Long talk in the last post, Iselin Nybø commented on what I think is a clear and good business policy for the future. There is no doubt that the Minister of Trade and Industry wants other things besides me. Where I believe that the correct use of state-owned capital and ownership is a tool for creating new industries, the government clearly believes that state-owned is a particularly bad owner.
In his response Nybø wrote, for example: «State ownership is usually not the most effective way to solve market failures. State ownership is not a particularly effective method of creating value creation work.»
This article is right The position of Minister of Trade and Industry Iselin Nybø (V)
I naturally agree State ownership is usually not the solution to market failures, and most work in the commercial sector will continue to be carried out in private companies in the future. However, in the next few years, we must ensure that Norway wins the competition to obtain employment opportunities and create value from industries such as hydrogen energy, offshore wind energy and batteries. In the early stages of the development of these industries, the state can play a role by ensuring the commercialization and large-scale deployment of technology in Norway. This, together with stronger policy instruments, is to become an active partner and create the framework conditions that make us attractive and competitive for investment.
Please also read Terje Aasland’s previous article: Future business policy
Nibel is not polite to his criticism here: «Other owners, especially those on the stock exchange (which invests a lot of pension funds), have a horizon at least as long as the state. More political control and more political considerations make viewpoints the next choice, not eternal. Why do other owners lose their jobs and the economy declines?»
However, it must be a hot ball here. Long-term owners such as pension funds seek low-risk and safe returns, and therefore usually invest in mature technology and infrastructure. The industry in the future is by no means mature. Because of this, the state can create markets through public procurement, regulations, subsidies, and especially state capital. Therefore, the long-term view that the state can contribute is significantly different from this type of actor. A good and professional ownership tracking organization can be used to resolve Nybø’s concerns about ownership as election meat.
Iselin Nybø first wrote: back to the Future
I do not advocate state capital It is the complete answer to how we create new industries, but we also realize that this is part of it. Government capital can ensure the value created by the community, while attracting professionals and private investors.
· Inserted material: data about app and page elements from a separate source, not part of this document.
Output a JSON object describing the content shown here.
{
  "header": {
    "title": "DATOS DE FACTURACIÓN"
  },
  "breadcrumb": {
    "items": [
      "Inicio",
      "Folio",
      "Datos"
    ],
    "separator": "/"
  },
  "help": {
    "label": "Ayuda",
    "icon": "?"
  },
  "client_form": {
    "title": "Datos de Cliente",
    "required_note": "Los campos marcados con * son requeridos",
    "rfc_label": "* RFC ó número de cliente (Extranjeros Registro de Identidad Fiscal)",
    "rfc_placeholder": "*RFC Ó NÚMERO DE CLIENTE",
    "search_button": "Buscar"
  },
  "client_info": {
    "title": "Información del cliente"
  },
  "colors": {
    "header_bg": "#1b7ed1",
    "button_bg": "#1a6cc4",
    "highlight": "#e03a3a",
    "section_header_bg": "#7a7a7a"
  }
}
Ironically, the Liberal Party’s Program Committee apparently thinks so too. The draft plan proposes that public capital should flow into private funds and should flow into small businesses. Nibel had previously expressed his happiness for the Liberal Party, thinking that Nissens should have 20 billion in total assets.
When she arrived at the same time Warning against using state capital, I must have missed something. Because although the right wing has many secondary values to sell the community, I did not see any information about what they intend to sell in the Liberal Party’s plan. What does Nibel want to sell? If she does not have a sales plan, it means that the policies of the Liberal Party have led to an increase in state ownership. Just like what I advocate.
Maybe the Minister of Trade and Industry Actually realized what many others have realized: government capital is a good tool for creating growth and development. In that case, it is regrettable that the Minister of Trade and Industry will not have a more positive attitude towards how we can use our powerful state-owned capital and ownership tools to create more jobs and new business opportunities in Norway.